| ASSIGNMENT |
Output every entry below word for word, without its pictures.

Dataset excerpts:

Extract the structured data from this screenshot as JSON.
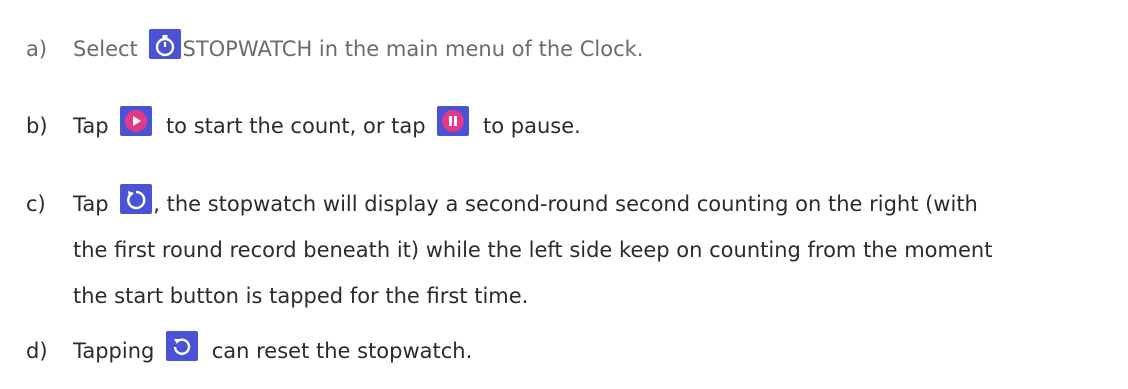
{
  "items": [
    {
      "marker": "a)",
      "parts": [
        "Select",
        "STOPWATCH in the main menu of the Clock."
      ],
      "icon": "stopwatch-icon"
    },
    {
      "marker": "b)",
      "parts": [
        "Tap",
        "to start the count, or tap",
        "to pause."
      ],
      "icons": [
        "start-icon",
        "pause-icon"
      ]
    },
    {
      "marker": "c)",
      "parts": [
        "Tap",
        ", the stopwatch will display a second-round second counting on the right (with"
      ],
      "line2": "the first round record beneath it) while the left side keep on counting from the moment",
      "line3": "the start button is tapped for the first time.",
      "icon": "lap-icon"
    },
    {
      "marker": "d)",
      "parts": [
        "Tapping",
        "can reset the stopwatch."
      ],
      "icon": "reset-icon"
    }
  ],
  "colors": {
    "icon_bg": "#4a52d6",
    "button_pink": "#e23a86",
    "icon_fg": "#ffffff"
  }
}
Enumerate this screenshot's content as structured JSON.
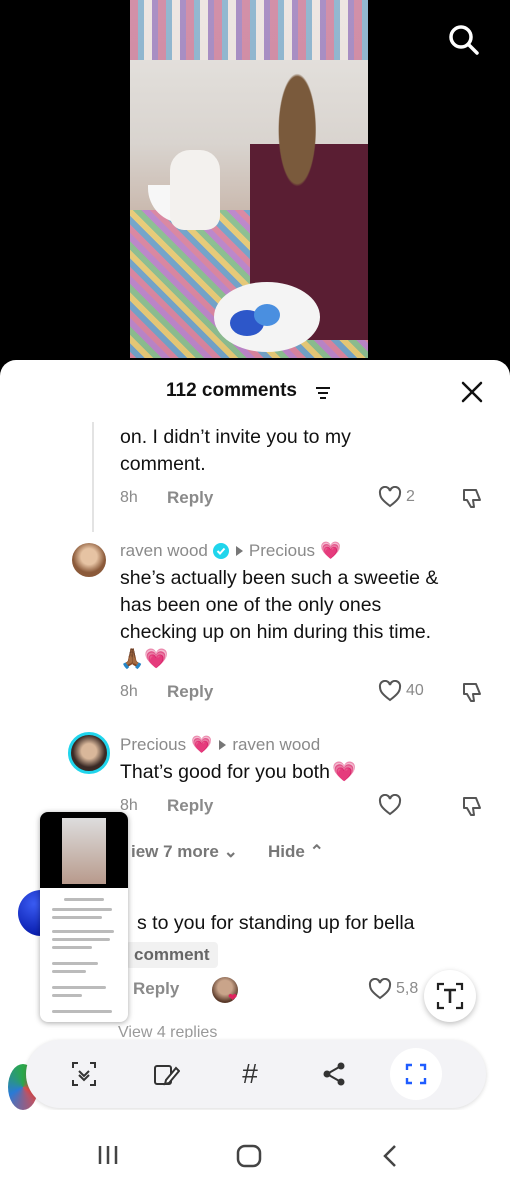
{
  "header": {
    "comment_count": "112 comments"
  },
  "comments": [
    {
      "id": "c0",
      "text_line1": "on. I didn’t invite you to my",
      "text_line2": "comment.",
      "time": "8h",
      "reply_label": "Reply",
      "likes": "2"
    },
    {
      "id": "c1",
      "author": "raven wood",
      "reply_to": "Precious",
      "text_lines": [
        "she’s actually been such a sweetie &",
        "has been one of the only ones",
        "checking up on him during this time."
      ],
      "emoji_line": "🙏🏾💗",
      "time": "8h",
      "reply_label": "Reply",
      "likes": "40"
    },
    {
      "id": "c2",
      "author": "Precious",
      "reply_to": "raven wood",
      "text": "That’s good for you both",
      "time": "8h",
      "reply_label": "Reply",
      "likes": ""
    }
  ],
  "thread_controls": {
    "view_more": "iew 7 more",
    "hide": "Hide"
  },
  "comment3": {
    "text": "s to you for standing up for bella",
    "add_comment": "comment",
    "reply_label": "Reply",
    "likes": "5,8"
  },
  "view_replies": "View 4 replies",
  "toolbar": {
    "items": [
      "scan-icon",
      "edit-icon",
      "hashtag-icon",
      "share-icon",
      "expand-icon"
    ],
    "hashtag_label": "#"
  },
  "colors": {
    "pink_heart": "#f7a3d6",
    "verified": "#20d5ec",
    "accent_blue": "#1f5cff"
  }
}
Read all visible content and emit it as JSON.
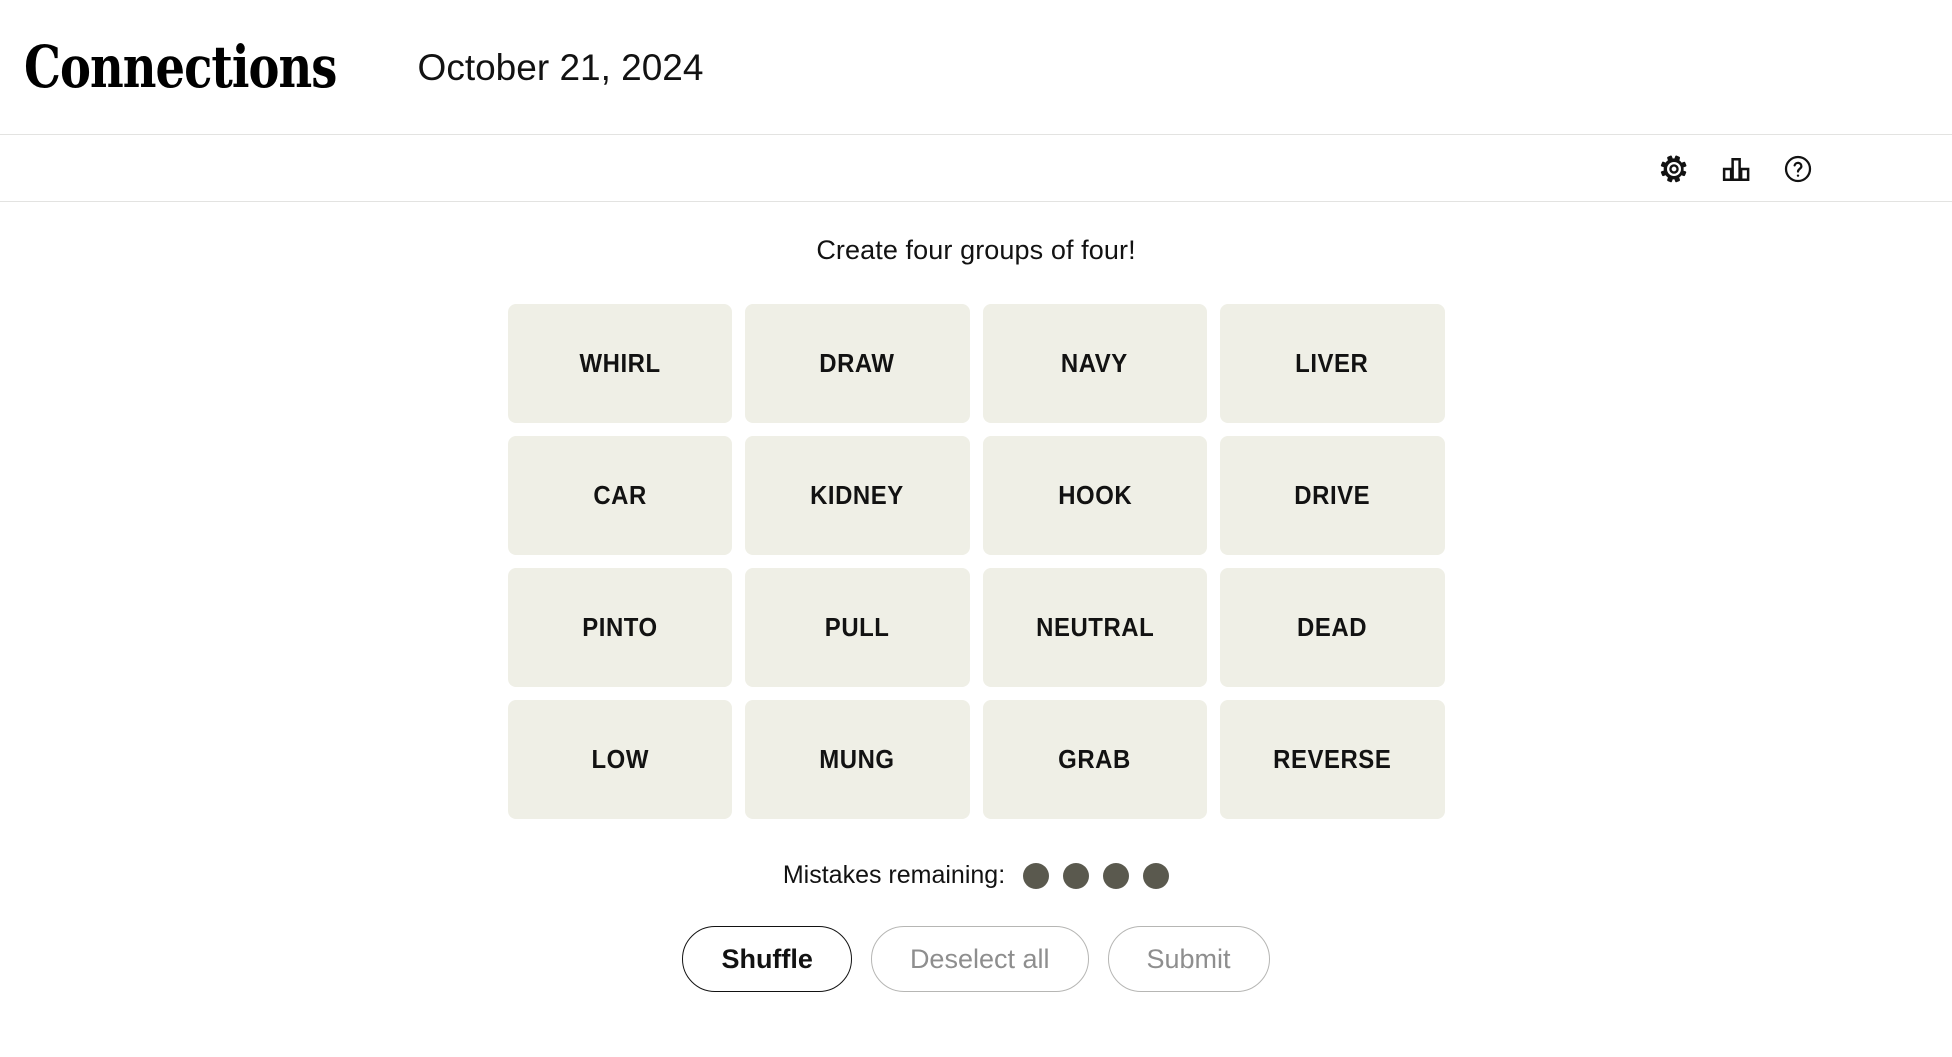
{
  "header": {
    "title": "Connections",
    "date": "October 21, 2024",
    "tools": [
      {
        "name": "settings",
        "icon": "gear-icon",
        "label": "Settings"
      },
      {
        "name": "stats",
        "icon": "bar-chart-icon",
        "label": "Statistics"
      },
      {
        "name": "help",
        "icon": "question-circle-icon",
        "label": "Help"
      }
    ]
  },
  "game": {
    "instruction": "Create four groups of four!",
    "tiles": [
      "WHIRL",
      "DRAW",
      "NAVY",
      "LIVER",
      "CAR",
      "KIDNEY",
      "HOOK",
      "DRIVE",
      "PINTO",
      "PULL",
      "NEUTRAL",
      "DEAD",
      "LOW",
      "MUNG",
      "GRAB",
      "REVERSE"
    ],
    "mistakes": {
      "label": "Mistakes remaining:",
      "remaining": 4,
      "dot_color": "#5A594E"
    },
    "actions": [
      {
        "name": "shuffle",
        "label": "Shuffle",
        "state": "enabled"
      },
      {
        "name": "deselect-all",
        "label": "Deselect all",
        "state": "disabled"
      },
      {
        "name": "submit",
        "label": "Submit",
        "state": "disabled"
      }
    ]
  },
  "colors": {
    "page_background": "#FFFFFF",
    "tile_background": "#EFEFE6",
    "text": "#121212",
    "divider": "#E3E3E1",
    "disabled_text": "#8E8E8E",
    "disabled_border": "#B6B6B4"
  }
}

| TASK RESULT |
Extract the structured data from this screenshot as JSON.
{
  "items": [
    {
      "marker": "a)",
      "parts": [
        "Select",
        "STOPWATCH in the main menu of the Clock."
      ],
      "icon": "stopwatch-icon"
    },
    {
      "marker": "b)",
      "parts": [
        "Tap",
        "to start the count, or tap",
        "to pause."
      ],
      "icons": [
        "start-icon",
        "pause-icon"
      ]
    },
    {
      "marker": "c)",
      "parts": [
        "Tap",
        ", the stopwatch will display a second-round second counting on the right (with"
      ],
      "line2": "the first round record beneath it) while the left side keep on counting from the moment",
      "line3": "the start button is tapped for the first time.",
      "icon": "lap-icon"
    },
    {
      "marker": "d)",
      "parts": [
        "Tapping",
        "can reset the stopwatch."
      ],
      "icon": "reset-icon"
    }
  ],
  "colors": {
    "icon_bg": "#4a52d6",
    "button_pink": "#e23a86",
    "icon_fg": "#ffffff"
  }
}
Enumerate this screenshot's content as structured JSON.
{
  "header": {
    "comment_count": "112 comments"
  },
  "comments": [
    {
      "id": "c0",
      "text_line1": "on. I didn’t invite you to my",
      "text_line2": "comment.",
      "time": "8h",
      "reply_label": "Reply",
      "likes": "2"
    },
    {
      "id": "c1",
      "author": "raven wood",
      "reply_to": "Precious",
      "text_lines": [
        "she’s actually been such a sweetie &",
        "has been one of the only ones",
        "checking up on him during this time."
      ],
      "emoji_line": "🙏🏾💗",
      "time": "8h",
      "reply_label": "Reply",
      "likes": "40"
    },
    {
      "id": "c2",
      "author": "Precious",
      "reply_to": "raven wood",
      "text": "That’s good for you both",
      "time": "8h",
      "reply_label": "Reply",
      "likes": ""
    }
  ],
  "thread_controls": {
    "view_more": "iew 7 more",
    "hide": "Hide"
  },
  "comment3": {
    "text": "s to you for standing up for bella",
    "add_comment": "comment",
    "reply_label": "Reply",
    "likes": "5,8"
  },
  "view_replies": "View 4 replies",
  "toolbar": {
    "items": [
      "scan-icon",
      "edit-icon",
      "hashtag-icon",
      "share-icon",
      "expand-icon"
    ],
    "hashtag_label": "#"
  },
  "colors": {
    "pink_heart": "#f7a3d6",
    "verified": "#20d5ec",
    "accent_blue": "#1f5cff"
  }
}
Read all visible content and emit it as JSON.
{
  "header": {
    "title": "Connections",
    "date": "October 21, 2024",
    "tools": [
      {
        "name": "settings",
        "icon": "gear-icon",
        "label": "Settings"
      },
      {
        "name": "stats",
        "icon": "bar-chart-icon",
        "label": "Statistics"
      },
      {
        "name": "help",
        "icon": "question-circle-icon",
        "label": "Help"
      }
    ]
  },
  "game": {
    "instruction": "Create four groups of four!",
    "tiles": [
      "WHIRL",
      "DRAW",
      "NAVY",
      "LIVER",
      "CAR",
      "KIDNEY",
      "HOOK",
      "DRIVE",
      "PINTO",
      "PULL",
      "NEUTRAL",
      "DEAD",
      "LOW",
      "MUNG",
      "GRAB",
      "REVERSE"
    ],
    "mistakes": {
      "label": "Mistakes remaining:",
      "remaining": 4,
      "dot_color": "#5A594E"
    },
    "actions": [
      {
        "name": "shuffle",
        "label": "Shuffle",
        "state": "enabled"
      },
      {
        "name": "deselect-all",
        "label": "Deselect all",
        "state": "disabled"
      },
      {
        "name": "submit",
        "label": "Submit",
        "state": "disabled"
      }
    ]
  },
  "colors": {
    "page_background": "#FFFFFF",
    "tile_background": "#EFEFE6",
    "text": "#121212",
    "divider": "#E3E3E1",
    "disabled_text": "#8E8E8E",
    "disabled_border": "#B6B6B4"
  }
}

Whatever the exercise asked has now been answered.